(Records from a collection)
[Start of section]

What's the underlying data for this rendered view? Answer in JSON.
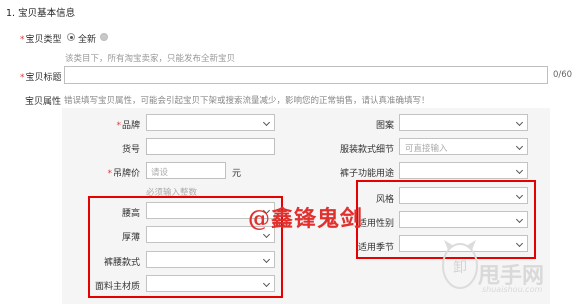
{
  "section_title": "1. 宝贝基本信息",
  "item_type": {
    "label": "宝贝类型",
    "option_new": "全新",
    "hint": "该类目下，所有淘宝卖家，只能发布全新宝贝"
  },
  "item_title": {
    "label": "宝贝标题",
    "value": "",
    "counter": "0/60"
  },
  "attributes": {
    "label": "宝贝属性",
    "hint": "错误填写宝贝属性，可能会引起宝贝下架或搜索流量减少，影响您的正常销售，请认真准确填写！",
    "brand_label": "品牌",
    "pattern_label": "图案",
    "item_no_label": "货号",
    "clothing_style_detail_label": "服装款式细节",
    "clothing_style_detail_placeholder": "可直接输入",
    "price_label": "吊牌价",
    "price_placeholder": "请设",
    "price_unit": "元",
    "price_hint": "必须输入整数",
    "pants_function_label": "裤子功能用途",
    "waist_label": "腰高",
    "thickness_label": "厚薄",
    "style_label": "风格",
    "gender_label": "适用性别",
    "pants_cut_label": "裤腰款式",
    "season_label": "适用季节",
    "fabric_label": "面料主材质"
  },
  "watermark_text": "@鑫锋鬼剑",
  "site_logo": {
    "name": "甩手网",
    "url_text": "shuaishou.com"
  },
  "colors": {
    "required_star": "#e4393c",
    "annotation_red": "#e60000",
    "panel_bg": "#f5f5f5"
  }
}
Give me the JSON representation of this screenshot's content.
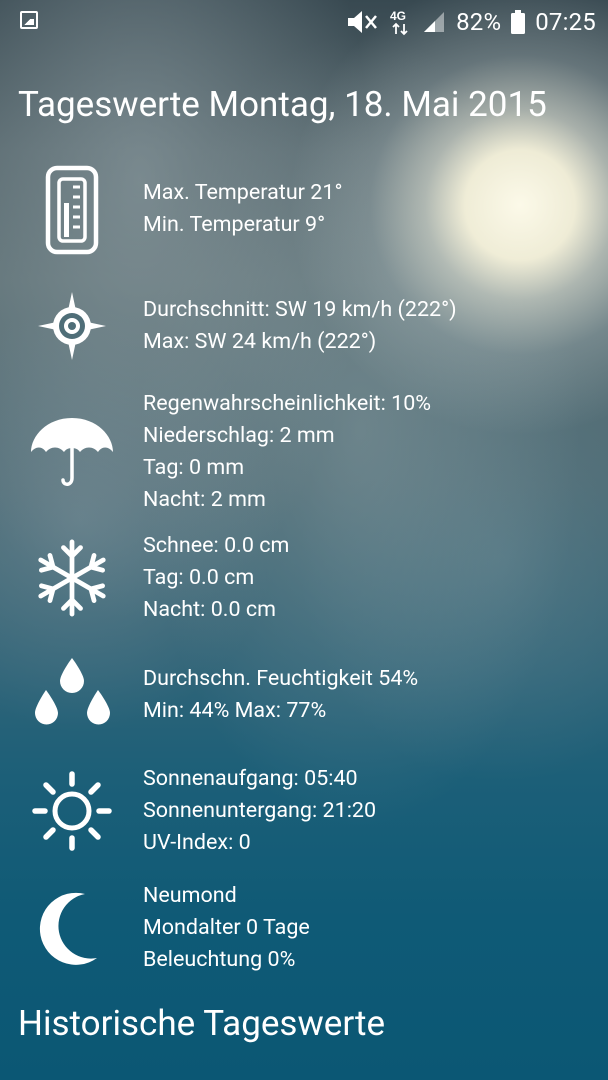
{
  "status_bar": {
    "battery": "82%",
    "time": "07:25",
    "network": "4G",
    "icons": [
      "gallery-icon",
      "mute-icon",
      "network-4g-icon",
      "signal-icon",
      "battery-icon"
    ]
  },
  "page": {
    "title": "Tageswerte Montag, 18. Mai 2015",
    "historical_title": "Historische Tageswerte"
  },
  "rows": [
    {
      "icon": "thermometer-icon",
      "lines": [
        "Max. Temperatur 21°",
        "Min. Temperatur 9°"
      ]
    },
    {
      "icon": "wind-compass-icon",
      "lines": [
        "Durchschnitt: SW 19 km/h (222°)",
        "Max: SW 24 km/h (222°)"
      ]
    },
    {
      "icon": "umbrella-icon",
      "lines": [
        "Regenwahrscheinlichkeit: 10%",
        "Niederschlag: 2 mm",
        "Tag: 0 mm",
        "Nacht: 2 mm"
      ]
    },
    {
      "icon": "snowflake-icon",
      "lines": [
        "Schnee: 0.0 cm",
        "Tag: 0.0 cm",
        "Nacht: 0.0 cm"
      ]
    },
    {
      "icon": "humidity-drops-icon",
      "lines": [
        "Durchschn. Feuchtigkeit 54%",
        "Min: 44% Max: 77%"
      ]
    },
    {
      "icon": "sun-icon",
      "lines": [
        "Sonnenaufgang: 05:40",
        "Sonnenuntergang: 21:20",
        "UV-Index: 0"
      ]
    },
    {
      "icon": "moon-icon",
      "lines": [
        "Neumond",
        "Mondalter 0 Tage",
        "Beleuchtung 0%"
      ]
    }
  ]
}
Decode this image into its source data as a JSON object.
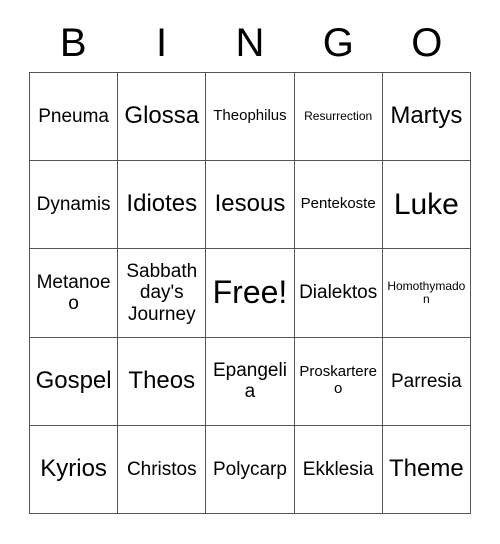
{
  "card": {
    "header_letters": [
      "B",
      "I",
      "N",
      "G",
      "O"
    ],
    "grid": {
      "columns": 5,
      "rows": 5,
      "border_color": "#555555",
      "background_color": "#ffffff",
      "text_color": "#000000"
    },
    "rows": [
      [
        {
          "text": "Pneuma",
          "size": "md"
        },
        {
          "text": "Glossa",
          "size": "lg"
        },
        {
          "text": "Theophilus",
          "size": "sm"
        },
        {
          "text": "Resurrection",
          "size": "xs"
        },
        {
          "text": "Martys",
          "size": "lg"
        }
      ],
      [
        {
          "text": "Dynamis",
          "size": "md"
        },
        {
          "text": "Idiotes",
          "size": "lg"
        },
        {
          "text": "Iesous",
          "size": "lg"
        },
        {
          "text": "Pentekoste",
          "size": "sm"
        },
        {
          "text": "Luke",
          "size": "xl"
        }
      ],
      [
        {
          "text": "Metanoeo",
          "size": "md"
        },
        {
          "text": "Sabbath day's Journey",
          "size": "md"
        },
        {
          "text": "Free!",
          "size": "free"
        },
        {
          "text": "Dialektos",
          "size": "md"
        },
        {
          "text": "Homothymadon",
          "size": "xs"
        }
      ],
      [
        {
          "text": "Gospel",
          "size": "lg"
        },
        {
          "text": "Theos",
          "size": "lg"
        },
        {
          "text": "Epangelia",
          "size": "md"
        },
        {
          "text": "Proskartereo",
          "size": "sm"
        },
        {
          "text": "Parresia",
          "size": "md"
        }
      ],
      [
        {
          "text": "Kyrios",
          "size": "lg"
        },
        {
          "text": "Christos",
          "size": "md"
        },
        {
          "text": "Polycarp",
          "size": "md"
        },
        {
          "text": "Ekklesia",
          "size": "md"
        },
        {
          "text": "Theme",
          "size": "lg"
        }
      ]
    ]
  }
}
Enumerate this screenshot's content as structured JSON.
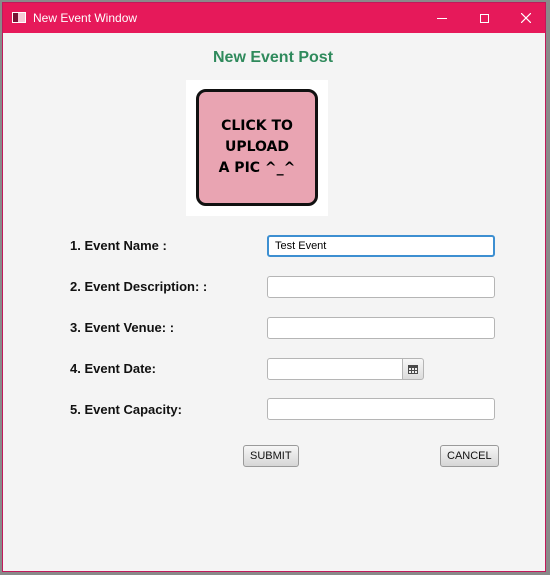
{
  "window": {
    "title": "New Event Window",
    "title_bar_color": "#e6195a"
  },
  "form": {
    "heading": "New Event Post",
    "heading_color": "#2f8a5c",
    "upload_button_text": "CLICK TO\nUPLOAD\nA PIC ^_^",
    "upload_button_color": "#e9a4b2",
    "fields": [
      {
        "label": "1. Event Name :",
        "value": "Test Event",
        "focused": true
      },
      {
        "label": "2. Event Description: :",
        "value": ""
      },
      {
        "label": "3. Event Venue: :",
        "value": ""
      },
      {
        "label": "4. Event Date:",
        "value": "",
        "icon": "calendar-icon"
      },
      {
        "label": "5. Event Capacity:",
        "value": ""
      }
    ],
    "submit_label": "SUBMIT",
    "cancel_label": "CANCEL"
  }
}
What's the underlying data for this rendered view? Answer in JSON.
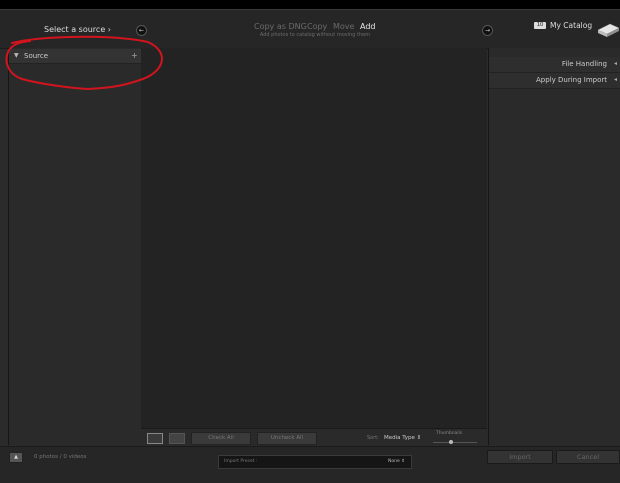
{
  "header": {
    "source_label": "Select a source",
    "source_chevron": "›",
    "left_arrow": "←",
    "right_arrow": "→",
    "modes": [
      "Copy as DNG",
      "Copy",
      "Move",
      "Add"
    ],
    "active_mode": "Add",
    "mode_subtitle": "Add photos to catalog without moving them",
    "catalog_badge": "10",
    "catalog_label": "My Catalog"
  },
  "left_panel": {
    "source_title": "Source",
    "source_toggle": "▼",
    "source_add": "+"
  },
  "toolbar": {
    "check_all": "Check All",
    "uncheck_all": "Uncheck All",
    "sort_label": "Sort:",
    "sort_value": "Media Type ⇕",
    "thumbnails_label": "Thumbnails",
    "thumbnail_size": 0.4
  },
  "right_panel": {
    "file_handling": "File Handling",
    "apply_during_import": "Apply During Import",
    "collapse_glyph": "◂"
  },
  "footer": {
    "expand_glyph": "▲",
    "count_label": "0 photos / 0 videos",
    "import_preset_label": "Import Preset :",
    "import_preset_value": "None ⇕",
    "import_button": "Import",
    "cancel_button": "Cancel"
  },
  "annotation": {
    "color": "#d2141e"
  }
}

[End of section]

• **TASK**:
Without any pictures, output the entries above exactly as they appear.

• **THE ANSWER**:
What's the underlying data for this rendered view? Answer in JSON.
{
  "section_title": "1. 宝贝基本信息",
  "item_type": {
    "label": "宝贝类型",
    "option_new": "全新",
    "hint": "该类目下，所有淘宝卖家，只能发布全新宝贝"
  },
  "item_title": {
    "label": "宝贝标题",
    "value": "",
    "counter": "0/60"
  },
  "attributes": {
    "label": "宝贝属性",
    "hint": "错误填写宝贝属性，可能会引起宝贝下架或搜索流量减少，影响您的正常销售，请认真准确填写！",
    "brand_label": "品牌",
    "pattern_label": "图案",
    "item_no_label": "货号",
    "clothing_style_detail_label": "服装款式细节",
    "clothing_style_detail_placeholder": "可直接输入",
    "price_label": "吊牌价",
    "price_placeholder": "请设",
    "price_unit": "元",
    "price_hint": "必须输入整数",
    "pants_function_label": "裤子功能用途",
    "waist_label": "腰高",
    "thickness_label": "厚薄",
    "style_label": "风格",
    "gender_label": "适用性别",
    "pants_cut_label": "裤腰款式",
    "season_label": "适用季节",
    "fabric_label": "面料主材质"
  },
  "watermark_text": "@鑫锋鬼剑",
  "site_logo": {
    "name": "甩手网",
    "url_text": "shuaishou.com"
  },
  "colors": {
    "required_star": "#e4393c",
    "annotation_red": "#e60000",
    "panel_bg": "#f5f5f5"
  }
}
Give me the JSON representation of this screenshot's content.
{
  "status_bar": {
    "battery": "82%",
    "time": "07:25",
    "network": "4G",
    "icons": [
      "gallery-icon",
      "mute-icon",
      "network-4g-icon",
      "signal-icon",
      "battery-icon"
    ]
  },
  "page": {
    "title": "Tageswerte Montag, 18. Mai 2015",
    "historical_title": "Historische Tageswerte"
  },
  "rows": [
    {
      "icon": "thermometer-icon",
      "lines": [
        "Max. Temperatur 21°",
        "Min. Temperatur 9°"
      ]
    },
    {
      "icon": "wind-compass-icon",
      "lines": [
        "Durchschnitt: SW 19 km/h (222°)",
        "Max: SW 24 km/h (222°)"
      ]
    },
    {
      "icon": "umbrella-icon",
      "lines": [
        "Regenwahrscheinlichkeit: 10%",
        "Niederschlag: 2 mm",
        "Tag: 0 mm",
        "Nacht: 2 mm"
      ]
    },
    {
      "icon": "snowflake-icon",
      "lines": [
        "Schnee: 0.0 cm",
        "Tag: 0.0 cm",
        "Nacht: 0.0 cm"
      ]
    },
    {
      "icon": "humidity-drops-icon",
      "lines": [
        "Durchschn. Feuchtigkeit 54%",
        "Min: 44% Max: 77%"
      ]
    },
    {
      "icon": "sun-icon",
      "lines": [
        "Sonnenaufgang: 05:40",
        "Sonnenuntergang: 21:20",
        "UV-Index: 0"
      ]
    },
    {
      "icon": "moon-icon",
      "lines": [
        "Neumond",
        "Mondalter 0 Tage",
        "Beleuchtung 0%"
      ]
    }
  ]
}
Decode this image into its source data as a JSON object.
{
  "card": {
    "header_letters": [
      "B",
      "I",
      "N",
      "G",
      "O"
    ],
    "grid": {
      "columns": 5,
      "rows": 5,
      "border_color": "#555555",
      "background_color": "#ffffff",
      "text_color": "#000000"
    },
    "rows": [
      [
        {
          "text": "Pneuma",
          "size": "md"
        },
        {
          "text": "Glossa",
          "size": "lg"
        },
        {
          "text": "Theophilus",
          "size": "sm"
        },
        {
          "text": "Resurrection",
          "size": "xs"
        },
        {
          "text": "Martys",
          "size": "lg"
        }
      ],
      [
        {
          "text": "Dynamis",
          "size": "md"
        },
        {
          "text": "Idiotes",
          "size": "lg"
        },
        {
          "text": "Iesous",
          "size": "lg"
        },
        {
          "text": "Pentekoste",
          "size": "sm"
        },
        {
          "text": "Luke",
          "size": "xl"
        }
      ],
      [
        {
          "text": "Metanoeo",
          "size": "md"
        },
        {
          "text": "Sabbath day's Journey",
          "size": "md"
        },
        {
          "text": "Free!",
          "size": "free"
        },
        {
          "text": "Dialektos",
          "size": "md"
        },
        {
          "text": "Homothymadon",
          "size": "xs"
        }
      ],
      [
        {
          "text": "Gospel",
          "size": "lg"
        },
        {
          "text": "Theos",
          "size": "lg"
        },
        {
          "text": "Epangelia",
          "size": "md"
        },
        {
          "text": "Proskartereo",
          "size": "sm"
        },
        {
          "text": "Parresia",
          "size": "md"
        }
      ],
      [
        {
          "text": "Kyrios",
          "size": "lg"
        },
        {
          "text": "Christos",
          "size": "md"
        },
        {
          "text": "Polycarp",
          "size": "md"
        },
        {
          "text": "Ekklesia",
          "size": "md"
        },
        {
          "text": "Theme",
          "size": "lg"
        }
      ]
    ]
  }
}
Enumerate this screenshot's content as structured JSON.
{
  "window": {
    "title": "New Event Window",
    "title_bar_color": "#e6195a"
  },
  "form": {
    "heading": "New Event Post",
    "heading_color": "#2f8a5c",
    "upload_button_text": "CLICK TO\nUPLOAD\nA PIC ^_^",
    "upload_button_color": "#e9a4b2",
    "fields": [
      {
        "label": "1. Event Name :",
        "value": "Test Event",
        "focused": true
      },
      {
        "label": "2. Event Description: :",
        "value": ""
      },
      {
        "label": "3. Event Venue: :",
        "value": ""
      },
      {
        "label": "4. Event Date:",
        "value": "",
        "icon": "calendar-icon"
      },
      {
        "label": "5. Event Capacity:",
        "value": ""
      }
    ],
    "submit_label": "SUBMIT",
    "cancel_label": "CANCEL"
  }
}
What's the underlying data for this rendered view? Answer in JSON.
{
  "header": {
    "source_label": "Select a source",
    "source_chevron": "›",
    "left_arrow": "←",
    "right_arrow": "→",
    "modes": [
      "Copy as DNG",
      "Copy",
      "Move",
      "Add"
    ],
    "active_mode": "Add",
    "mode_subtitle": "Add photos to catalog without moving them",
    "catalog_badge": "10",
    "catalog_label": "My Catalog"
  },
  "left_panel": {
    "source_title": "Source",
    "source_toggle": "▼",
    "source_add": "+"
  },
  "toolbar": {
    "check_all": "Check All",
    "uncheck_all": "Uncheck All",
    "sort_label": "Sort:",
    "sort_value": "Media Type ⇕",
    "thumbnails_label": "Thumbnails",
    "thumbnail_size": 0.4
  },
  "right_panel": {
    "file_handling": "File Handling",
    "apply_during_import": "Apply During Import",
    "collapse_glyph": "◂"
  },
  "footer": {
    "expand_glyph": "▲",
    "count_label": "0 photos / 0 videos",
    "import_preset_label": "Import Preset :",
    "import_preset_value": "None ⇕",
    "import_button": "Import",
    "cancel_button": "Cancel"
  },
  "annotation": {
    "color": "#d2141e"
  }
}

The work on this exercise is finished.